Why, and How, You Should Drink Beer With Dessert

Honestly, it’s pretty good. Photo: Jed Egan

Recently, at a bar that puts equal emphasis on drinking and eating, a generous server gifted me some free dessert. The dessert itself — a fluffy doughnut covered in cinnamon and sugar and topped with whipped cream — was good, if a little unexciting. Instead, what made me really take notice was the way the doughnut complemented what I was drinking: beer.

This particular beer, a saison from North Coast Brewing Company, had a dry finish that cut through the cake’s sweetness, and a relatively thick texture that only enriched the effect of the whipped cream. This was a surprising, natural pairing right up there with oysters and stout, the gastropub equivalent of white truffles and vintage Barolo. It also made me realize more people need to drink beer with dessert.

It’s not so crazy. Even though dessert wines and digestifs have stood the test of time, it’s only been a somewhat recent development that people will serve wine traditionally meant for savory food at the very end of a meal. Why not beer that’s intended for savory food, too?

Granted, some more esoteric craft beers show up at unexpected points in a meal — many are brewed expressly for dessert or maybe breakfast, and there’s even a beer inspired by Swedish Fish (it’s not as bad as it sounds). But there’s still a relatively limited audience for those drinks — especially when compared to the number of people who will reach for something like bourbon or sweet wine after a meal. And the kind of middle-of-the-road beer that everyone drinks from time to time is still saved for pairings like wings and pizza. Really, though, there’s a dessert to match every beer — even really cheap stuff like High Life, PBR, or Bud, which during a recent taste test made a great partner for an individual apple pie. This is no accident.

“Budweiser is a match with everything,” says Alex Pfaffenbach, the assistant GM for food and beverage at Daniel Humm and Will Guidara’s NoMad. The King of Beers is fairly acidic and bright, and — in the case of the apple pie — there’s just enough grain flavor to help buttery crusts stand out. It also doesn’t hurt that Budweiser has been engineered to taste as inoffensive as possible to the majority of the population.

Even still, there are less-obvious, and slightly more interesting, ways to match beer to sweets. Here’s how Pfaffenbach and Del Posto wine and beverage director Matthew Orawski suggest getting started.

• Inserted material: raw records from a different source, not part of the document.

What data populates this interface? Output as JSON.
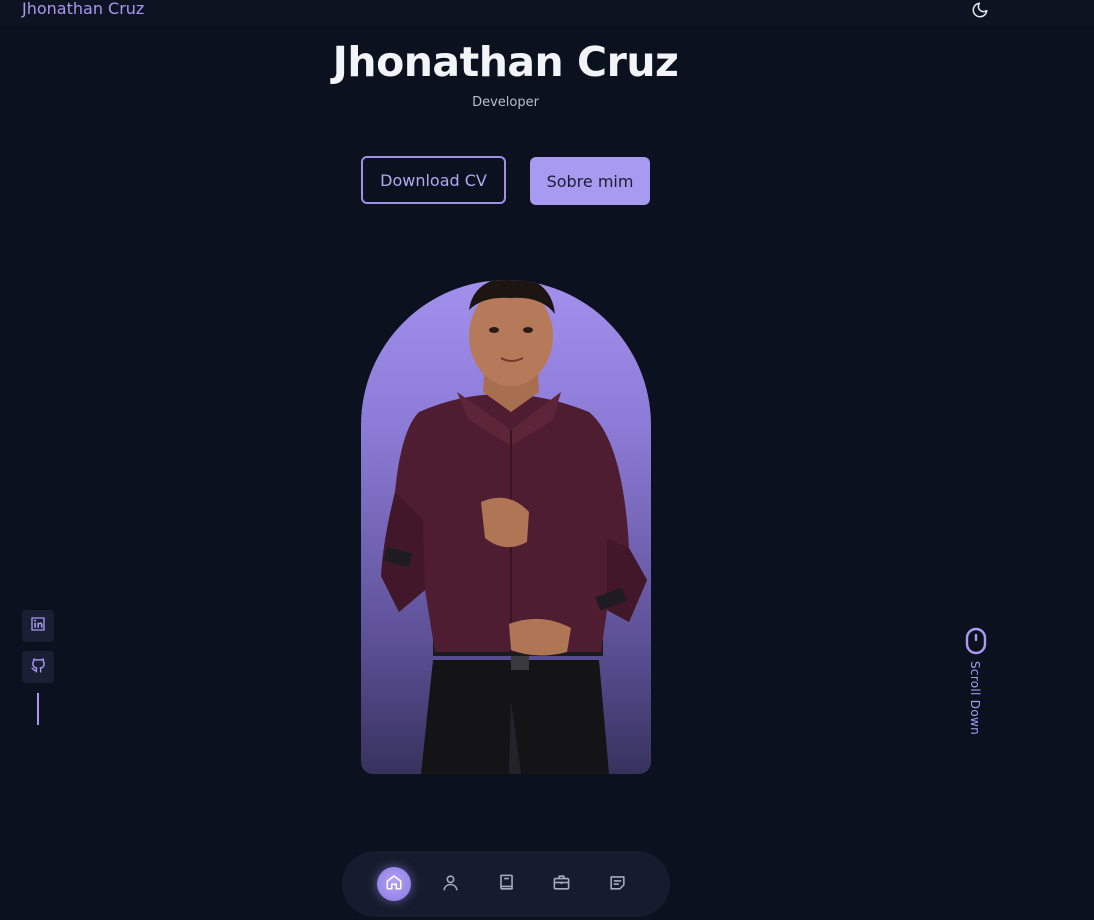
{
  "header": {
    "logo": "Jhonathan Cruz",
    "theme_icon": "moon-icon"
  },
  "hero": {
    "name": "Jhonathan Cruz",
    "role": "Developer",
    "download_cv_label": "Download CV",
    "about_label": "Sobre mim"
  },
  "socials": {
    "items": [
      {
        "icon": "linkedin-icon"
      },
      {
        "icon": "github-icon"
      }
    ]
  },
  "scroll": {
    "label": "Scroll Down",
    "icon": "mouse-icon"
  },
  "nav": {
    "items": [
      {
        "icon": "home-icon",
        "active": true
      },
      {
        "icon": "user-icon",
        "active": false
      },
      {
        "icon": "book-icon",
        "active": false
      },
      {
        "icon": "briefcase-icon",
        "active": false
      },
      {
        "icon": "message-icon",
        "active": false
      }
    ]
  },
  "colors": {
    "background": "#0c1120",
    "accent": "#a897f0",
    "text": "#f3f4f8"
  }
}
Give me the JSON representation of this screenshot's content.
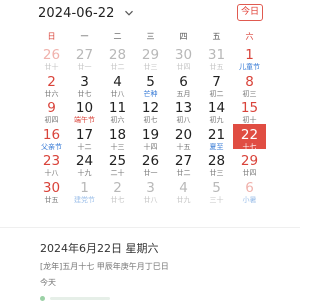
{
  "header": {
    "month": "2024-06-22",
    "today_button": "今日",
    "weekdays": [
      "日",
      "一",
      "二",
      "三",
      "四",
      "五",
      "六"
    ]
  },
  "days": [
    {
      "num": "26",
      "sub": "廿十",
      "other": true,
      "weekend": true,
      "sub_color": ""
    },
    {
      "num": "27",
      "sub": "廿一",
      "other": true,
      "weekend": false,
      "sub_color": ""
    },
    {
      "num": "28",
      "sub": "廿二",
      "other": true,
      "weekend": false,
      "sub_color": ""
    },
    {
      "num": "29",
      "sub": "廿三",
      "other": true,
      "weekend": false,
      "sub_color": ""
    },
    {
      "num": "30",
      "sub": "廿四",
      "other": true,
      "weekend": false,
      "sub_color": ""
    },
    {
      "num": "31",
      "sub": "廿五",
      "other": true,
      "weekend": false,
      "sub_color": ""
    },
    {
      "num": "1",
      "sub": "儿童节",
      "other": false,
      "weekend": true,
      "sub_color": "blue"
    },
    {
      "num": "2",
      "sub": "廿六",
      "other": false,
      "weekend": true,
      "sub_color": ""
    },
    {
      "num": "3",
      "sub": "廿七",
      "other": false,
      "weekend": false,
      "sub_color": ""
    },
    {
      "num": "4",
      "sub": "廿八",
      "other": false,
      "weekend": false,
      "sub_color": ""
    },
    {
      "num": "5",
      "sub": "芒种",
      "other": false,
      "weekend": false,
      "sub_color": "blue"
    },
    {
      "num": "6",
      "sub": "五月",
      "other": false,
      "weekend": false,
      "sub_color": ""
    },
    {
      "num": "7",
      "sub": "初二",
      "other": false,
      "weekend": false,
      "sub_color": ""
    },
    {
      "num": "8",
      "sub": "初三",
      "other": false,
      "weekend": true,
      "sub_color": ""
    },
    {
      "num": "9",
      "sub": "初四",
      "other": false,
      "weekend": true,
      "sub_color": ""
    },
    {
      "num": "10",
      "sub": "端午节",
      "other": false,
      "weekend": false,
      "sub_color": "red"
    },
    {
      "num": "11",
      "sub": "初六",
      "other": false,
      "weekend": false,
      "sub_color": ""
    },
    {
      "num": "12",
      "sub": "初七",
      "other": false,
      "weekend": false,
      "sub_color": ""
    },
    {
      "num": "13",
      "sub": "初八",
      "other": false,
      "weekend": false,
      "sub_color": ""
    },
    {
      "num": "14",
      "sub": "初九",
      "other": false,
      "weekend": false,
      "sub_color": ""
    },
    {
      "num": "15",
      "sub": "初十",
      "other": false,
      "weekend": true,
      "sub_color": ""
    },
    {
      "num": "16",
      "sub": "父亲节",
      "other": false,
      "weekend": true,
      "sub_color": "blue"
    },
    {
      "num": "17",
      "sub": "十二",
      "other": false,
      "weekend": false,
      "sub_color": ""
    },
    {
      "num": "18",
      "sub": "十三",
      "other": false,
      "weekend": false,
      "sub_color": ""
    },
    {
      "num": "19",
      "sub": "十四",
      "other": false,
      "weekend": false,
      "sub_color": ""
    },
    {
      "num": "20",
      "sub": "十五",
      "other": false,
      "weekend": false,
      "sub_color": ""
    },
    {
      "num": "21",
      "sub": "夏至",
      "other": false,
      "weekend": false,
      "sub_color": "blue"
    },
    {
      "num": "22",
      "sub": "十七",
      "other": false,
      "weekend": true,
      "sub_color": "",
      "selected": true
    },
    {
      "num": "23",
      "sub": "十八",
      "other": false,
      "weekend": true,
      "sub_color": ""
    },
    {
      "num": "24",
      "sub": "十九",
      "other": false,
      "weekend": false,
      "sub_color": ""
    },
    {
      "num": "25",
      "sub": "二十",
      "other": false,
      "weekend": false,
      "sub_color": ""
    },
    {
      "num": "26",
      "sub": "廿一",
      "other": false,
      "weekend": false,
      "sub_color": ""
    },
    {
      "num": "27",
      "sub": "廿二",
      "other": false,
      "weekend": false,
      "sub_color": ""
    },
    {
      "num": "28",
      "sub": "廿三",
      "other": false,
      "weekend": false,
      "sub_color": ""
    },
    {
      "num": "29",
      "sub": "廿四",
      "other": false,
      "weekend": true,
      "sub_color": ""
    },
    {
      "num": "30",
      "sub": "廿五",
      "other": false,
      "weekend": true,
      "sub_color": ""
    },
    {
      "num": "1",
      "sub": "建党节",
      "other": true,
      "weekend": false,
      "sub_color": "blue"
    },
    {
      "num": "2",
      "sub": "廿七",
      "other": true,
      "weekend": false,
      "sub_color": ""
    },
    {
      "num": "3",
      "sub": "廿八",
      "other": true,
      "weekend": false,
      "sub_color": ""
    },
    {
      "num": "4",
      "sub": "廿九",
      "other": true,
      "weekend": false,
      "sub_color": ""
    },
    {
      "num": "5",
      "sub": "三十",
      "other": true,
      "weekend": false,
      "sub_color": ""
    },
    {
      "num": "6",
      "sub": "小暑",
      "other": true,
      "weekend": true,
      "sub_color": "blue"
    }
  ],
  "info": {
    "date": "2024年6月22日 星期六",
    "lunar": "[龙年]五月十七 甲辰年庚午月丁巳日",
    "today": "今天"
  },
  "colors": {
    "accent": "#e04d42",
    "weekend": "#d9433a",
    "festival": "#3479d6"
  }
}
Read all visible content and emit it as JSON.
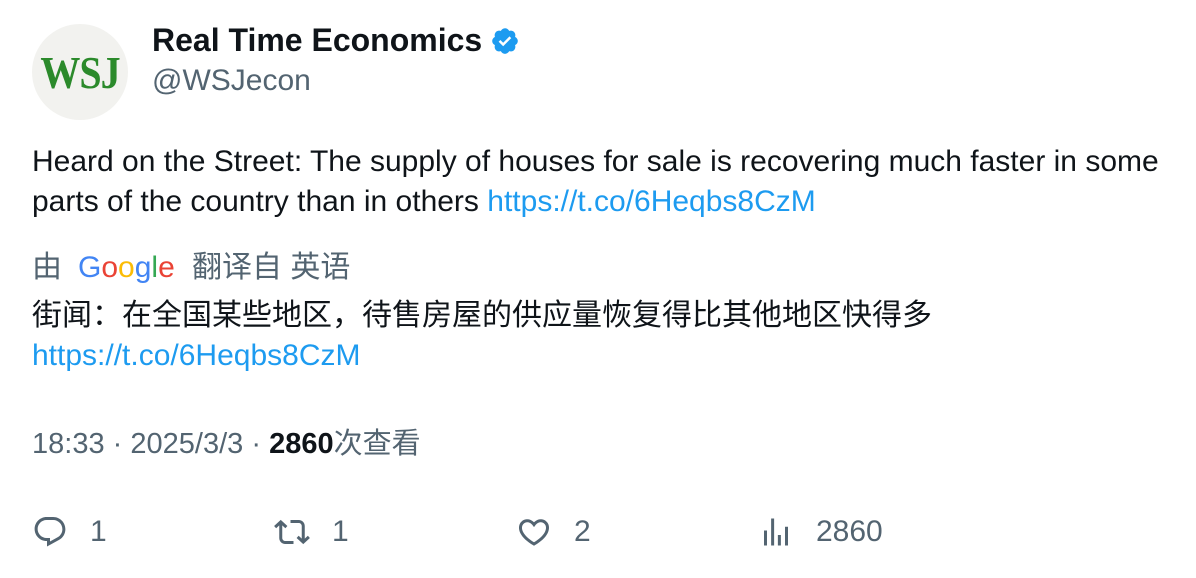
{
  "author": {
    "avatar_text": "WSJ",
    "display_name": "Real Time Economics",
    "handle": "@WSJecon",
    "verified_icon": "verified-badge-icon"
  },
  "tweet": {
    "text_main": "Heard on the Street: The supply of houses for sale is recovering much faster in some parts of the country than in others",
    "link": "https://t.co/6Heqbs8CzM"
  },
  "translation": {
    "by_label": "由",
    "provider": "Google",
    "from_label": "翻译自 英语",
    "text_main": "街闻：在全国某些地区，待售房屋的供应量恢复得比其他地区快得多",
    "link": "https://t.co/6Heqbs8CzM"
  },
  "meta": {
    "time": "18:33",
    "separator": "·",
    "date": "2025/3/3",
    "views_count": "2860",
    "views_label": "次查看"
  },
  "actions": {
    "reply": {
      "icon": "reply-icon",
      "count": "1"
    },
    "retweet": {
      "icon": "retweet-icon",
      "count": "1"
    },
    "like": {
      "icon": "heart-icon",
      "count": "2"
    },
    "views": {
      "icon": "analytics-icon",
      "count": "2860"
    }
  },
  "colors": {
    "link": "#1d9bf0",
    "secondary_text": "#536471",
    "primary_text": "#0f1419",
    "avatar_logo": "#2b8a2b"
  }
}
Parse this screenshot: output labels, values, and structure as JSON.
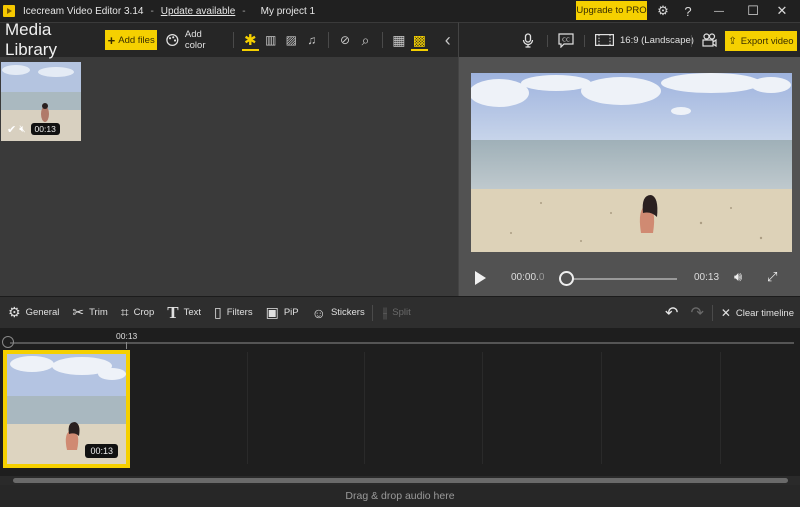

Match Miller High Life With Literally Anything Sweet: Pfaffenbach loves the Champagne of Beers “because it’s overcarbonated and super refreshing, and it’s light.” Think of beer-and-a-shot combos, where the beer acts to cut the heaviness of the liquor. The same approach works for dessert. A vanilla cupcake and a pony of High Life are just about perfect together.

Eat Chocolate Mousse With Strong, Dark Beers: Mild stouts like Guinness are such a natural dessert complement that they’re often used in chocolate desserts — Vinegar Hill House’s Guinness cake with cream-cheese frosting remains a truly great dessert — but as a dessert’s richness increases, you want a beer that’s bold enough to stand up. For something like chocolate mousse or chocolate cake, reach for something like Founders Imperial Stout or — most obviously — Brooklyn Brewery’s Black Chocolate Stout. For something super-rich like brownies, Orawski even recommends something like a dark IPA, with subtle spicing, not to mention a little bitterness.

Blue Moon Pairs With Spiced Cakes: Brewed with orange peels, coriander, and other spices, Blue Moon is a refreshing macrobrew that still has some unexpected flavors that pair well with spiced cakes like carrot, bread pudding, and coffee cake.

Drink Crisp IPA With Pineapple Upside-Down Cake: If you’re having a tropical dessert like pineapple cake or passion-fruit tart, try a fruity IPA, something that favors hop aroma over intense bitterness, like a Dogfish Head 60 Minute IPA or a Lagunitas Little Sumpin’ Sumpin’ Ale.

Make a Float With Vanilla Ice Cream and Oatmeal Stout: If you want something dead simple, Pfaffenbach suggests the float equivalent of a Little Debbie’s Oatmeal Cream Pie: “My favorite thing to do is take a scoop of vanilla ice cream and put it in a Founders Breakfast Stout,” he says. The beer has this “super creamy, delicious texture — you drop a scoop of vanilla ice cream in there and it’s over.”

Why You Should Drink Beer With Dessert